Third, work the process. Thomas Edison is credited with coining the phrase “vision without execution is hallucination.” Given the odds, we knew that our desire to protect the Valle Vidal, however strong, wasn’t enough; we needed a thoughtful, strategic campaign. We countered the political pressure emanating from the White House not only with the raw power of our coalition, but with savvy, orchestrated use of the law. We used Freedom of Information Act requests to tease out the role of the White House and its conversations with El Paso Corporation. We leveraged bedrock laws such as the National Environmental Policy Act to make sure the Forest Service did not do the White House’s bidding, but rather talked to the public, took a hard look at impacts, and considered community-based alternatives. We creatively used the law to secure watershed protections from New Mexico’s primary water quality regulator, the Water Quality Control Commission, which the Bush Administration had no authority over and could be used to fight back against the prospects of oil and gas drilling. Finally, we understood that for us to truly win, litigation – while a key tool we would not hesitate to use if appropriate – would not carry the day; we needed federal legislation that permanently protected the Valle Vidal.

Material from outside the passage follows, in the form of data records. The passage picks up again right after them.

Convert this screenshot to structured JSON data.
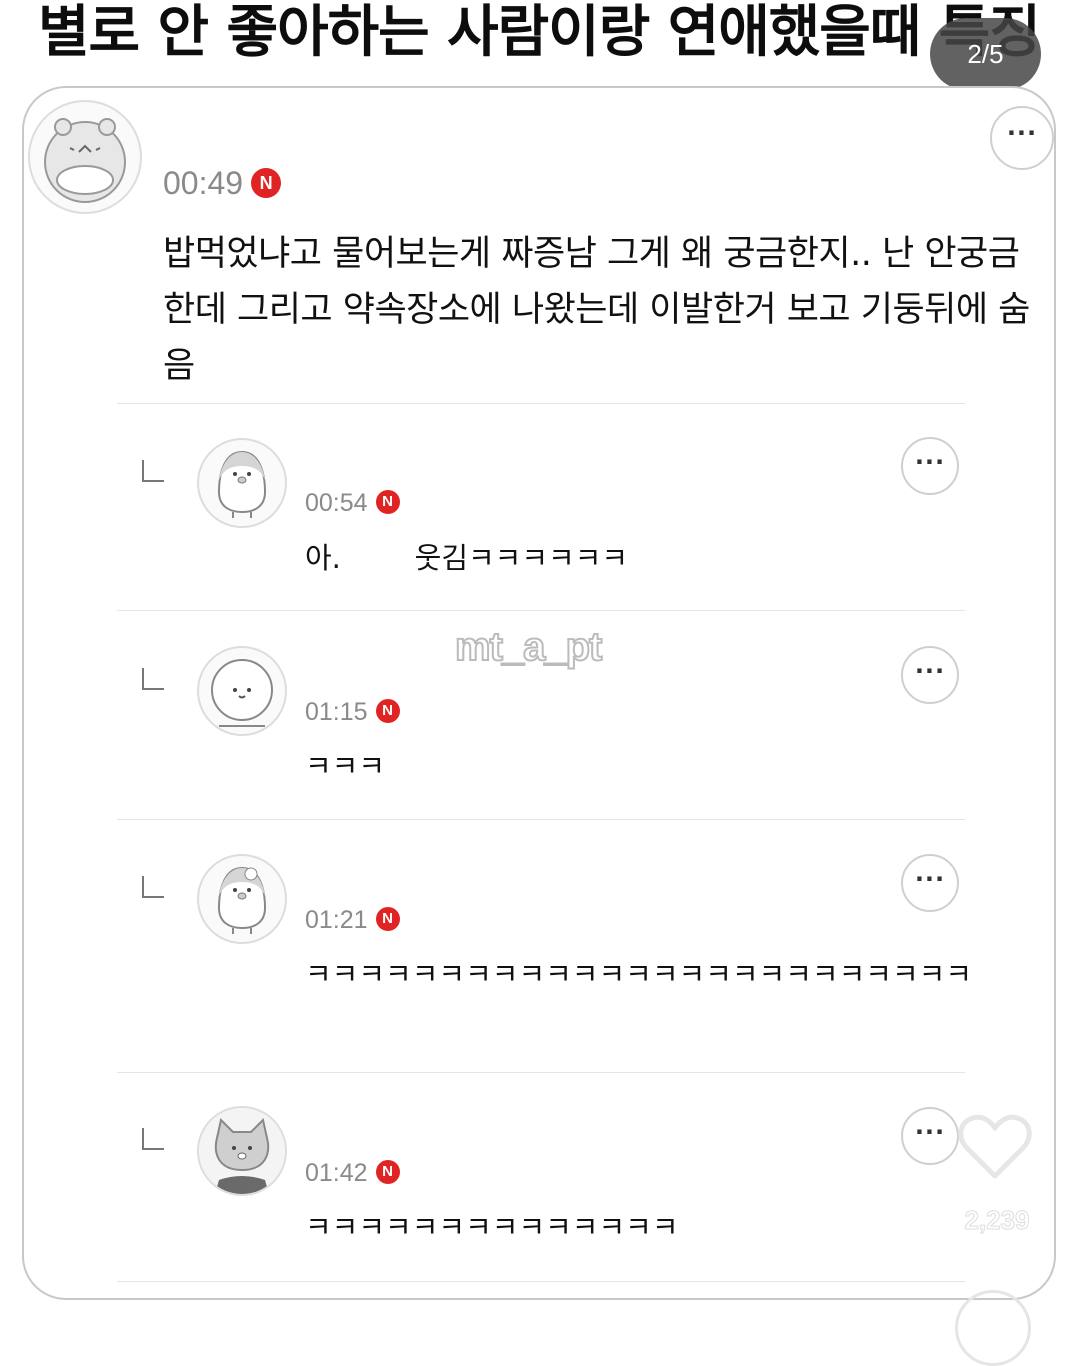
{
  "post": {
    "title": "별로 안 좋아하는 사람이랑 연애했을때 특징",
    "page_indicator": "2/5",
    "watermark": "mt_a_pt",
    "like_count": "2,239"
  },
  "main_comment": {
    "time": "00:49",
    "badge": "N",
    "text": "밥먹었냐고 물어보는게 짜증남 그게 왜 궁금한지.. 난 안궁금한데 그리고 약속장소에 나왔는데 이발한거 보고 기둥뒤에 숨음",
    "more": "···"
  },
  "replies": [
    {
      "time": "00:54",
      "badge": "N",
      "text": "아.        웃김ㅋㅋㅋㅋㅋㅋ",
      "more": "···"
    },
    {
      "time": "01:15",
      "badge": "N",
      "text": "ㅋㅋㅋ",
      "more": "···"
    },
    {
      "time": "01:21",
      "badge": "N",
      "text": "ㅋㅋㅋㅋㅋㅋㅋㅋㅋㅋㅋㅋㅋㅋㅋㅋㅋㅋㅋㅋㅋㅋㅋㅋㅋ",
      "more": "···"
    },
    {
      "time": "01:42",
      "badge": "N",
      "text": "ㅋㅋㅋㅋㅋㅋㅋㅋㅋㅋㅋㅋㅋㅋ",
      "more": "···"
    }
  ],
  "colors": {
    "badge": "#e02424",
    "timestamp": "#8a8a8a",
    "divider": "#e6e6e6"
  },
  "icons": {
    "more": "more-dots-icon",
    "reply": "reply-corner-icon",
    "like": "heart-icon"
  }
}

Valle Vidal One Tree Hill
Valle Vidal Landscape

HAVE PATIENCE

Fourth, have patience. Campaigns are difficult and long, taking years of intense work to cultivate community and political support, to participate in agency planning and environmental review processes, to elevate the profile of an issue, and to introduce and ultimately pass legislation. Given this reality, patience is a virtue, allowing you to remain vigilant over time, to not panic, and to calibrate advocacy strategies such that time is your friend. With the Valle Vidal, serious advocacy began in 2003 but our conclusive victory – legislation – wasn’t secured until the close of 2006. In fact, securing public lands legislation for the Valle Vidal, in under four years from start to finish, was lightning fast. Patience also helps you make good decisions and to take advantage of shifts in the broader political climate. With the Valle Vidal campaign, we took advantage of the 2006 mid-term elections to put pressure on the entire New Mexico congressional delegation at a time when opposition to the Bush administration’s attacks on our public lands was intensifying. And by having the patience to take advantage of those swirling political dynamics, we secured the unanimous support of our entire congressional delegation – Democrats and Republicans – that allowed our legislation to move through Congress without a single vote in opposition and to then be signed, perhaps ironically, by President Bush himself.

NEVER GIVE UP

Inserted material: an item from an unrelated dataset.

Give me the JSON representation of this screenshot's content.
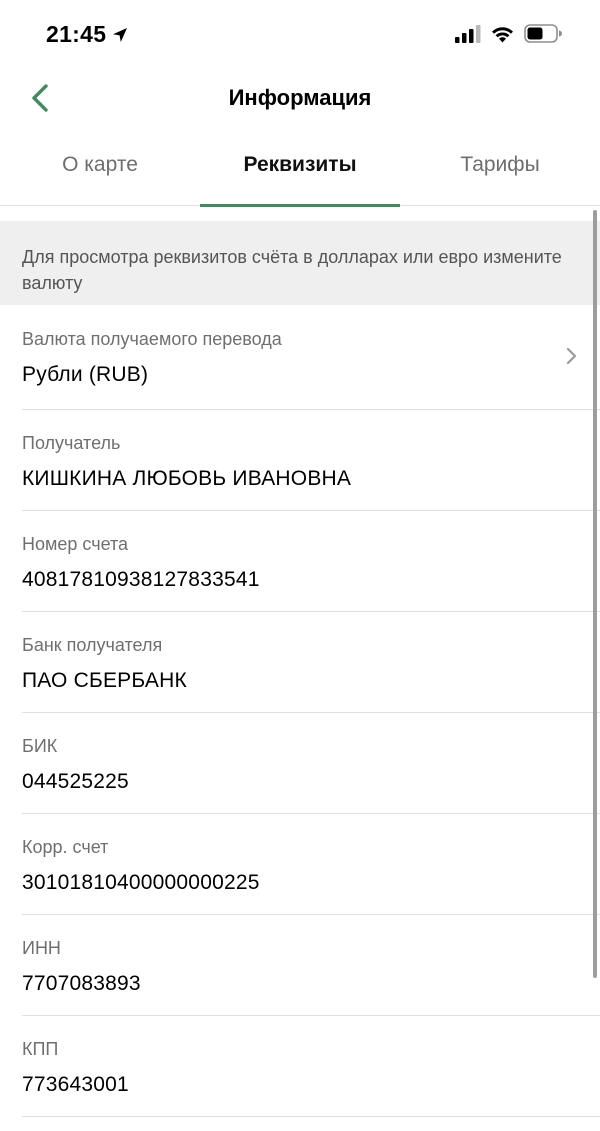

We think the story of the Valle Vidal Campaign is helpful as we find ourselves facing the Trump Administration, which has moved aggressively to install pro-fossil fuel decision-makers in positions of power and to dismantle our bedrock conservation laws and policies essential to the protection of our public lands. We’ve faced similar threats in the past. To be clear, we do believe the Trump Administration presents new challenges, including to the very fabric of our democracy. But regardless of those challenges, we know that wielding the full power of the law hand-in-glove with communities is a tried-and-true strategy.

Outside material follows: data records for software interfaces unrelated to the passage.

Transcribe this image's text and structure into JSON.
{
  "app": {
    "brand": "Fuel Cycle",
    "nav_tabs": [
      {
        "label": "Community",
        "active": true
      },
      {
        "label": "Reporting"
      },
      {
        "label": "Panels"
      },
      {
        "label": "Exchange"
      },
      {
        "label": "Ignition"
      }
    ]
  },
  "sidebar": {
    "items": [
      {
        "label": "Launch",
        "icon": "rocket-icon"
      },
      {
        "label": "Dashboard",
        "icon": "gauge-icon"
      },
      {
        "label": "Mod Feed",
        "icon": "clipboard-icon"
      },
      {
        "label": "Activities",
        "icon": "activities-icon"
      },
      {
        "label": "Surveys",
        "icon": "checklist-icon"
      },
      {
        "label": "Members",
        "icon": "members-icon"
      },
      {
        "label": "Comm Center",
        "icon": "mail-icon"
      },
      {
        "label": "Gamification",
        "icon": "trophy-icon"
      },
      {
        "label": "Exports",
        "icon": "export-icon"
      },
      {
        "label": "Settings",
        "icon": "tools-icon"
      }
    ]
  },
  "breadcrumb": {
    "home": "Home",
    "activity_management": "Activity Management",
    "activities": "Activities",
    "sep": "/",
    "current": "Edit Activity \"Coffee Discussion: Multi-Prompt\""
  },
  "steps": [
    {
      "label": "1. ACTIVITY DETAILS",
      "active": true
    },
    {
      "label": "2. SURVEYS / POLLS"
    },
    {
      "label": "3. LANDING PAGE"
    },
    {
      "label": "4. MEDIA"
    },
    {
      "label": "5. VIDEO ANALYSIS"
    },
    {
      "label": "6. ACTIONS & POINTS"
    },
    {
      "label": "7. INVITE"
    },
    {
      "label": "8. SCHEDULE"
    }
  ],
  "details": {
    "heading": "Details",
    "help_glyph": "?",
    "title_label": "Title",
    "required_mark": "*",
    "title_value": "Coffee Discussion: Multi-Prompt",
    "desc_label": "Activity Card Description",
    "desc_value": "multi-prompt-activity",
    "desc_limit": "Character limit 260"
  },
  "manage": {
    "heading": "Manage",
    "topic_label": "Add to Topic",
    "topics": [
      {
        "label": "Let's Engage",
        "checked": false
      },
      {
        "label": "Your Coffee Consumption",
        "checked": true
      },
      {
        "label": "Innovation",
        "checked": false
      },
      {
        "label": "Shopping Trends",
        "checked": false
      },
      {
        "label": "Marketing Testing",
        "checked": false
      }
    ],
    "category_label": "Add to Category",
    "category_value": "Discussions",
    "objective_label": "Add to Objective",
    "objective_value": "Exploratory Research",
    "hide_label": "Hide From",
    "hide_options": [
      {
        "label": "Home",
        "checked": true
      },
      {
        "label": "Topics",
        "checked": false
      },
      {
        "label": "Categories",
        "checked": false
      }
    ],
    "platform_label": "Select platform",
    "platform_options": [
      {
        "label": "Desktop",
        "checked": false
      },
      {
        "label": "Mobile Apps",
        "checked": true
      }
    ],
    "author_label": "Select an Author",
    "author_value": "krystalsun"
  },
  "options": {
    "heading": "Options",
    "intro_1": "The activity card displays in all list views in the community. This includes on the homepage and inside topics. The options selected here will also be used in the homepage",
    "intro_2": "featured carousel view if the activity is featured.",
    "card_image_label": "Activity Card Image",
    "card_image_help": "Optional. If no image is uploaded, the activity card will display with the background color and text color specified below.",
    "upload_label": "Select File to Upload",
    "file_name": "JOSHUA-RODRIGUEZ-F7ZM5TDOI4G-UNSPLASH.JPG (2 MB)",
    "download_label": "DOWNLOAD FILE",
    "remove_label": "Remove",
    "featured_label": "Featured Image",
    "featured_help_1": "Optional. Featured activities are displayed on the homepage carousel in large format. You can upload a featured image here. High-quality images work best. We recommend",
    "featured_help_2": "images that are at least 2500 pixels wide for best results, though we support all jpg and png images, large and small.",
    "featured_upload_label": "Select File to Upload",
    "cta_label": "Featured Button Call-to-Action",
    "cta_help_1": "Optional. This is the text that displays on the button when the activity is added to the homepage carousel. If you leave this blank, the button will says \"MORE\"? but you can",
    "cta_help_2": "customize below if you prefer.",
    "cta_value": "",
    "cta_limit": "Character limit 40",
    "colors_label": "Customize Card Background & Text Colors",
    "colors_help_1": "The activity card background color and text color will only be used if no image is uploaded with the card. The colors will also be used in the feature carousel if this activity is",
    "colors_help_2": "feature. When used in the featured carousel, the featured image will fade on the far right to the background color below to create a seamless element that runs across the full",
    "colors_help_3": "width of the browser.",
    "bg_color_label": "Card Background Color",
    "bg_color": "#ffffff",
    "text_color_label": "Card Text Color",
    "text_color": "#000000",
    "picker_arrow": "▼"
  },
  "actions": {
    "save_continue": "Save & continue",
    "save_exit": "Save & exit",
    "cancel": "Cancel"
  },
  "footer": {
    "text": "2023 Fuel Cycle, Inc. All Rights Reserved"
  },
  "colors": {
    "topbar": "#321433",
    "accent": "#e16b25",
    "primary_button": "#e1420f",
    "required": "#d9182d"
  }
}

The Valle Vidal was protected despite a hostile presidential administration and House of Representatives. That protection will last forever. At the Western Environmental Law Center, we know we will outlast the current administration and with every ounce of energy we possess, we will resist the administration’s attacks and continue our steady, strategic advocacy to secure lasting, durable protections for the West’s wildlands, wildlife, and communities. Together, we are strong; we are unified; and we will prevail.

Valle Vidal Vertical Landscape 1
Valle Vidal Wooded Slope

 

 

Many thanks to Jim O’Donnell, whose photos appear here, and who proved instrumental in securing protections for the Valle Vidal.